“I know there are a lot of haters out there that are not real big fans of Eli’s because he’s got some past problems, and there’s no denying that. There’s no denying that he struggled. But you’ve got to remember that he’s a kid, even at this point.”
Garcia has looked like a man among boys this season. He holds a 24-1 record — he’s 63-5 over the last two seasons — heading into the postseason, with his lone loss something of a fluke.
“He was leading 16-4 and made a move, and basically pinned himself,” Kudrin said. “There has been nobody to this point, skillwise, to match him. You can just see that his ability level is just heads and shoulders above anybody else.”
The loss came to Worthington Kilbourne’s Kyle Wahl in Lorain’s holiday tournament. Garcia has rolled over his competition since, including a 7-3 win over Liberty Center’s Zach Niner — a two-time state placer — in the championship match of the Oregon Clay tournament in January.

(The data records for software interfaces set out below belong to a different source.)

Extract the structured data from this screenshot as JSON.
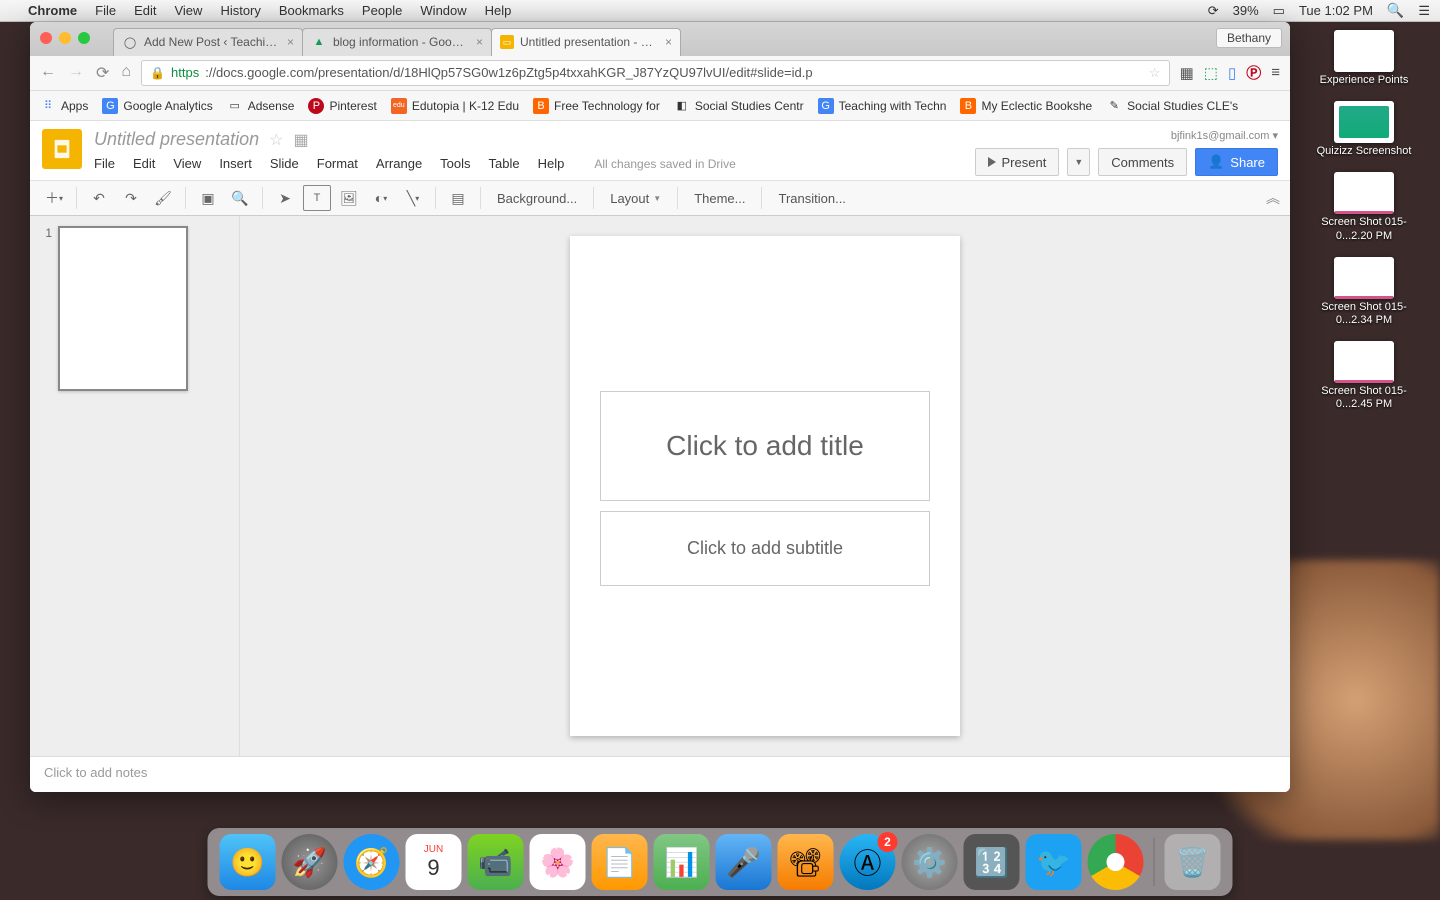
{
  "mac": {
    "app": "Chrome",
    "menus": [
      "File",
      "Edit",
      "View",
      "History",
      "Bookmarks",
      "People",
      "Window",
      "Help"
    ],
    "battery": "39%",
    "clock": "Tue 1:02 PM"
  },
  "chrome": {
    "profile": "Bethany",
    "tabs": [
      {
        "label": "Add New Post ‹ Teaching w",
        "active": false,
        "icon": "wp"
      },
      {
        "label": "blog information - Google D",
        "active": false,
        "icon": "drive"
      },
      {
        "label": "Untitled presentation - Goo",
        "active": true,
        "icon": "slides"
      }
    ],
    "url_proto": "https",
    "url": "://docs.google.com/presentation/d/18HlQp57SG0w1z6pZtg5p4txxahKGR_J87YzQU97lvUI/edit#slide=id.p",
    "bookmarks": [
      {
        "label": "Apps",
        "ico": "⠿",
        "color": "#4285f4"
      },
      {
        "label": "Google Analytics",
        "ico": "G",
        "bg": "#4285f4",
        "fg": "#fff"
      },
      {
        "label": "Adsense",
        "ico": "▭",
        "bg": "#eee"
      },
      {
        "label": "Pinterest",
        "ico": "P",
        "bg": "#bd081c",
        "fg": "#fff"
      },
      {
        "label": "Edutopia | K-12 Edu",
        "ico": "edu",
        "bg": "#f26522",
        "fg": "#fff"
      },
      {
        "label": "Free Technology for",
        "ico": "B",
        "bg": "#ff6600",
        "fg": "#fff"
      },
      {
        "label": "Social Studies Centr",
        "ico": "◧",
        "bg": "#eee"
      },
      {
        "label": "Teaching with Techn",
        "ico": "G",
        "bg": "#4285f4",
        "fg": "#fff"
      },
      {
        "label": "My Eclectic Bookshe",
        "ico": "B",
        "bg": "#ff6600",
        "fg": "#fff"
      },
      {
        "label": "Social Studies CLE's",
        "ico": "✎",
        "bg": "#eee"
      }
    ]
  },
  "slides": {
    "doc_title": "Untitled presentation",
    "email": "bjfink1s@gmail.com",
    "menus": [
      "File",
      "Edit",
      "View",
      "Insert",
      "Slide",
      "Format",
      "Arrange",
      "Tools",
      "Table",
      "Help"
    ],
    "status": "All changes saved in Drive",
    "buttons": {
      "present": "Present",
      "comments": "Comments",
      "share": "Share"
    },
    "toolbar": {
      "bg": "Background...",
      "layout": "Layout",
      "theme": "Theme...",
      "transition": "Transition..."
    },
    "thumb_num": "1",
    "placeholders": {
      "title": "Click to add title",
      "subtitle": "Click to add subtitle"
    },
    "notes": "Click to add notes"
  },
  "desktop": [
    {
      "label": "Experience Points",
      "kind": "plain"
    },
    {
      "label": "Quizizz Screenshot",
      "kind": "green"
    },
    {
      "label": "Screen Shot 015-0...2.20 PM",
      "kind": "pink"
    },
    {
      "label": "Screen Shot 015-0...2.34 PM",
      "kind": "pink"
    },
    {
      "label": "Screen Shot 015-0...2.45 PM",
      "kind": "pink"
    }
  ],
  "dock": {
    "cal_month": "JUN",
    "cal_day": "9",
    "appstore_badge": "2"
  }
}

“He just dominated the guy,” Kudrin said. “You wouldn’t think he’d be able to do that with a two-time state placer, but he did … and it was pretty amazing.”
One of the reasons for the newfound domination is a change Kudrin made in Garcia’s game plan.
“At the beginning of the year, he liked to tech fall kids,” Kudrin said. “I told him I didn’t think that was a good idea for him. I wanted him to pin guys as soon as possible. So when we went down to Fairfield, of his five matches, four of them were pins. He had the most pins in the least amount of time.
“So that’s what I’m going to have him do in the sectionals and for the rest of the year. I’m going to encourage him to work hard to pin guys rather than take it to the third period.”
Garcia doesn’t seem to have any problem with that. He doesn’t care how he wins the match, only that he wins … and keeps winning.
“I really only have one goal this season — just to win it all,” he said. “I’ve been enjoying my senior season, it’s my last season. At the same time, you can’t enjoy it too much or you can lose focus on what you need to do.”
Kudrin just wants to make sure the focus doesn’t become so great that the fun is diminished to nothing.
“Kids start so young now and the problem with that is they get burned out,” Kudrin said. “They are out there wrestling because their parents want them to do it or because there is an opportunity for them to get into college. It doesn’t seem to be a lot of fun for them anymore.
“So the conversation I’ve had with Eli is when he looks up at me when we’re at the districts and he’s in his go-to (state) match — and he will be — I said I’m going to put my fingers on the corners of my mouth and push my lips up like a smile. I’m going to remind him that right now is not the time to be upset, but it’s the time to have fun. He’s worked his whole life for that moment.”